▶ [Task goal]: Examine each line of the data. Copy the line if it includes the word "title".

■ ■ ■ ■

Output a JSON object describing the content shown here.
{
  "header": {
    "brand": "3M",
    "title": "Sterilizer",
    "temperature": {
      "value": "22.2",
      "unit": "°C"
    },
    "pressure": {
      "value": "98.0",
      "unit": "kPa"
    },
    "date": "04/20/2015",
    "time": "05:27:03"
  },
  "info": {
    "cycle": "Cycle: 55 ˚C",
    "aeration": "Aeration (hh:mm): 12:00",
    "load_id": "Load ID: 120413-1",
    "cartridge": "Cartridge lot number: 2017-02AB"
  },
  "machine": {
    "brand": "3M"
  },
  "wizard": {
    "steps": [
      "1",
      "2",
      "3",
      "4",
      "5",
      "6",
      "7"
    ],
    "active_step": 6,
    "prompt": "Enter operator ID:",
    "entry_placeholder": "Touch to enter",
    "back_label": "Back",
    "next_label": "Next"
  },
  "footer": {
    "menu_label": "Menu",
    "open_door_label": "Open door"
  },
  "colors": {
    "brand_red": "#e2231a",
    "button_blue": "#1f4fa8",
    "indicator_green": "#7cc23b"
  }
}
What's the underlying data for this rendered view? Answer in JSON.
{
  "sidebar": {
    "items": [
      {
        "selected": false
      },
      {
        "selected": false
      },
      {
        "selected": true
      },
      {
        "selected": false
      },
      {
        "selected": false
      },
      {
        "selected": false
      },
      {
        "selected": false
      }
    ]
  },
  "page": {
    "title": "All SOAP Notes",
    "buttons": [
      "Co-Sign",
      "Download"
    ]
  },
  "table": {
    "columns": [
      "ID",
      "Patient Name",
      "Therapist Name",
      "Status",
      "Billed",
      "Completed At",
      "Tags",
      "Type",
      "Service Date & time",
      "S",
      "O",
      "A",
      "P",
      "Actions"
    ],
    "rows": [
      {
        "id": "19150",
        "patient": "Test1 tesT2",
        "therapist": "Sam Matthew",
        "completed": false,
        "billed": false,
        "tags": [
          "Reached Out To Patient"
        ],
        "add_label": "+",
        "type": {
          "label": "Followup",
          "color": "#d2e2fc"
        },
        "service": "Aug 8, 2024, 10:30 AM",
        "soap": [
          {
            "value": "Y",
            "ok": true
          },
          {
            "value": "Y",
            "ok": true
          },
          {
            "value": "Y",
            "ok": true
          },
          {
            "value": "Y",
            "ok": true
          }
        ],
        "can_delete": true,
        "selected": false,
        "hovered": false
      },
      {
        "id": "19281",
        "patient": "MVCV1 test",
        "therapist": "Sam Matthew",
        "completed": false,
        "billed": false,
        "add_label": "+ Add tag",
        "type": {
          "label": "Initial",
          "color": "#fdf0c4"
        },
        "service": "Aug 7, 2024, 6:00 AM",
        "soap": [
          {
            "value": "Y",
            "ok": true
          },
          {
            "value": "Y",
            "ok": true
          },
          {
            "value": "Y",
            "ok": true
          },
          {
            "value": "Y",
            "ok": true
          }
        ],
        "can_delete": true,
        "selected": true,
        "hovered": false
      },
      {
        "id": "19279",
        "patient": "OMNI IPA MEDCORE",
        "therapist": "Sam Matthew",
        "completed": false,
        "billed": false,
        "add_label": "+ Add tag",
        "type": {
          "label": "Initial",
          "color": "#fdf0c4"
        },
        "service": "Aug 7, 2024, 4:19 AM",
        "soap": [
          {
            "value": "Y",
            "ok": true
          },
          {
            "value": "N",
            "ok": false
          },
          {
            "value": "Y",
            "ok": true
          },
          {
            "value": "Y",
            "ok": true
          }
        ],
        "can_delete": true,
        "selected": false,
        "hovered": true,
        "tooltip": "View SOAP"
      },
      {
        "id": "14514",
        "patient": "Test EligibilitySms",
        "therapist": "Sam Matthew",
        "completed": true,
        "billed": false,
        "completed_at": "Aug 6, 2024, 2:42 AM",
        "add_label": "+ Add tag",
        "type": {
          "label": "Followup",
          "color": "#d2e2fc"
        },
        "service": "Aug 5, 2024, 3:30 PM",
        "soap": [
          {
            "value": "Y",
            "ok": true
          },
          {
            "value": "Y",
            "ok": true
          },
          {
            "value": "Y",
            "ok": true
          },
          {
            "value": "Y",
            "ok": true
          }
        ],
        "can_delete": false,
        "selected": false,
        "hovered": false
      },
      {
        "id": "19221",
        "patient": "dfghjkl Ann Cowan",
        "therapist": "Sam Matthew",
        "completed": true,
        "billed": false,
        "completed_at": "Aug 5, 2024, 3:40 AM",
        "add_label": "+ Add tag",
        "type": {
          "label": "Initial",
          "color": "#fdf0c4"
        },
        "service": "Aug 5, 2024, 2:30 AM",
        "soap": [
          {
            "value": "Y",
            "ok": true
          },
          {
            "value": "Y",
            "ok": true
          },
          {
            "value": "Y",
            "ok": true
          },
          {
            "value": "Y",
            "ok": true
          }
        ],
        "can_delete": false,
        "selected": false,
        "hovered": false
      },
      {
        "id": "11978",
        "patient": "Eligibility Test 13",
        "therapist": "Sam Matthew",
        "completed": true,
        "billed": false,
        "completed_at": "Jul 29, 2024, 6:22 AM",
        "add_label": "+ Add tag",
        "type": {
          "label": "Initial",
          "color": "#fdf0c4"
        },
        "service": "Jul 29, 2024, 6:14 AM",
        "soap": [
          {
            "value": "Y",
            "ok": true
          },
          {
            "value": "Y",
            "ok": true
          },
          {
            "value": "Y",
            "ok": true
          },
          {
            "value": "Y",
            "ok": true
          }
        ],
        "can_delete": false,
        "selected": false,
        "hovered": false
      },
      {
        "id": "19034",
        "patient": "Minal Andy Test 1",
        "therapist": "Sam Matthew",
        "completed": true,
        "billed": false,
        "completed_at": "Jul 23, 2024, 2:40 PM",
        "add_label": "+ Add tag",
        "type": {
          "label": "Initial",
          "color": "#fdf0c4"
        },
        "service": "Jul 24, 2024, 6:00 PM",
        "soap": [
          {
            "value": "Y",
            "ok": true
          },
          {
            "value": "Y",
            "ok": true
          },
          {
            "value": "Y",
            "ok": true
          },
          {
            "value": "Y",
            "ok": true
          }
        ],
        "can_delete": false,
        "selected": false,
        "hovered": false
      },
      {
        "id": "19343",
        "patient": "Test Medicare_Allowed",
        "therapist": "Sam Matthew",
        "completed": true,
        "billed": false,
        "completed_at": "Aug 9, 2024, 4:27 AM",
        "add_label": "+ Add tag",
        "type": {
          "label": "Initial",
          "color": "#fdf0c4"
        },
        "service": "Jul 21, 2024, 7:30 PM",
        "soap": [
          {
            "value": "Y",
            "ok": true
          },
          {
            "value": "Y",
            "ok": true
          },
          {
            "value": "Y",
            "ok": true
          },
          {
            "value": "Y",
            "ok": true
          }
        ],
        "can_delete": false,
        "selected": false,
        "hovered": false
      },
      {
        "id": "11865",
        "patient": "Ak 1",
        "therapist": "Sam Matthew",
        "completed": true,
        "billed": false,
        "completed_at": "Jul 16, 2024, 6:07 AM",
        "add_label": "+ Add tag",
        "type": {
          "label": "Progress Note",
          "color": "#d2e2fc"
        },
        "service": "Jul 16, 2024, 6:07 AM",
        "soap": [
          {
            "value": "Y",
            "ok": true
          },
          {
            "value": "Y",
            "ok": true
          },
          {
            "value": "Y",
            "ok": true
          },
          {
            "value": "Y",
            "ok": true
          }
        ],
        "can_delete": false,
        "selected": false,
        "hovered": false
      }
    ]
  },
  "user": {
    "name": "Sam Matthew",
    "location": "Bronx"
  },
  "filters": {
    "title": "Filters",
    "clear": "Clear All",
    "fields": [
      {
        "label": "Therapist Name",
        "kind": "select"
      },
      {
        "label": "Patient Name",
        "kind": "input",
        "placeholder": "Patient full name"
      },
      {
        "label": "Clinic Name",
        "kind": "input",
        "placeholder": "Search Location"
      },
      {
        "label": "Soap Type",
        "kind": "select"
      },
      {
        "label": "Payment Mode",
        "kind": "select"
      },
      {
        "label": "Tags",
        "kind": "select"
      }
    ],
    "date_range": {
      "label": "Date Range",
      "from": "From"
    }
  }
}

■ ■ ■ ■

▶ [Response to this exercise]:
    "title": "Sterilizer",
    "title": "All SOAP Notes",
    "title": "Filters",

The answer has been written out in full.